■ Your instructions
Every entry must be output exactly as it is written.

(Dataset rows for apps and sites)
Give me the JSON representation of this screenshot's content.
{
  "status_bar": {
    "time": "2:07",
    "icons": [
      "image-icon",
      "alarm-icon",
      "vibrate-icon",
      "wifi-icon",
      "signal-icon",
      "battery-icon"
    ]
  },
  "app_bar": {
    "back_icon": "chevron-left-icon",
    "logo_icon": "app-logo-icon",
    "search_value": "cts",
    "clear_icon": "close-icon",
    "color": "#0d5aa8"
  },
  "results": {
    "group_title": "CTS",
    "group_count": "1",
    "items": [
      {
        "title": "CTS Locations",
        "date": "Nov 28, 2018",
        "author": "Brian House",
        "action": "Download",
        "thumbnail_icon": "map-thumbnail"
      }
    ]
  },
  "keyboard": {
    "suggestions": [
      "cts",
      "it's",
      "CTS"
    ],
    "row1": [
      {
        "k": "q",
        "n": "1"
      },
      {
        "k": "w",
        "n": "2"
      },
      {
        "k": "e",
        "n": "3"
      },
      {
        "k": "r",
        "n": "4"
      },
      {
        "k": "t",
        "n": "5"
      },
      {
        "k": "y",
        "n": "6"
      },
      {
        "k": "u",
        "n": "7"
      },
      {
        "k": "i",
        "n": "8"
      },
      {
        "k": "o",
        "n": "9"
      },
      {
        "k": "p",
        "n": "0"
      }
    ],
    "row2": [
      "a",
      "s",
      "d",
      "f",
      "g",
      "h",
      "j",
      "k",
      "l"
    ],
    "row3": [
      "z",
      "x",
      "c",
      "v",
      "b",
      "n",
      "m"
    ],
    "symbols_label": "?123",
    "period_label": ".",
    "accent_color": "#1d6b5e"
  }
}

■ Your solution
Give me the JSON representation of this screenshot's content.
{
  "status_bar": {
    "time": "2:07",
    "icons": [
      "image-icon",
      "alarm-icon",
      "vibrate-icon",
      "wifi-icon",
      "signal-icon",
      "battery-icon"
    ]
  },
  "app_bar": {
    "back_icon": "chevron-left-icon",
    "logo_icon": "app-logo-icon",
    "search_value": "cts",
    "clear_icon": "close-icon",
    "color": "#0d5aa8"
  },
  "results": {
    "group_title": "CTS",
    "group_count": "1",
    "items": [
      {
        "title": "CTS Locations",
        "date": "Nov 28, 2018",
        "author": "Brian House",
        "action": "Download",
        "thumbnail_icon": "map-thumbnail"
      }
    ]
  },
  "keyboard": {
    "suggestions": [
      "cts",
      "it's",
      "CTS"
    ],
    "row1": [
      {
        "k": "q",
        "n": "1"
      },
      {
        "k": "w",
        "n": "2"
      },
      {
        "k": "e",
        "n": "3"
      },
      {
        "k": "r",
        "n": "4"
      },
      {
        "k": "t",
        "n": "5"
      },
      {
        "k": "y",
        "n": "6"
      },
      {
        "k": "u",
        "n": "7"
      },
      {
        "k": "i",
        "n": "8"
      },
      {
        "k": "o",
        "n": "9"
      },
      {
        "k": "p",
        "n": "0"
      }
    ],
    "row2": [
      "a",
      "s",
      "d",
      "f",
      "g",
      "h",
      "j",
      "k",
      "l"
    ],
    "row3": [
      "z",
      "x",
      "c",
      "v",
      "b",
      "n",
      "m"
    ],
    "symbols_label": "?123",
    "period_label": ".",
    "accent_color": "#1d6b5e"
  }
}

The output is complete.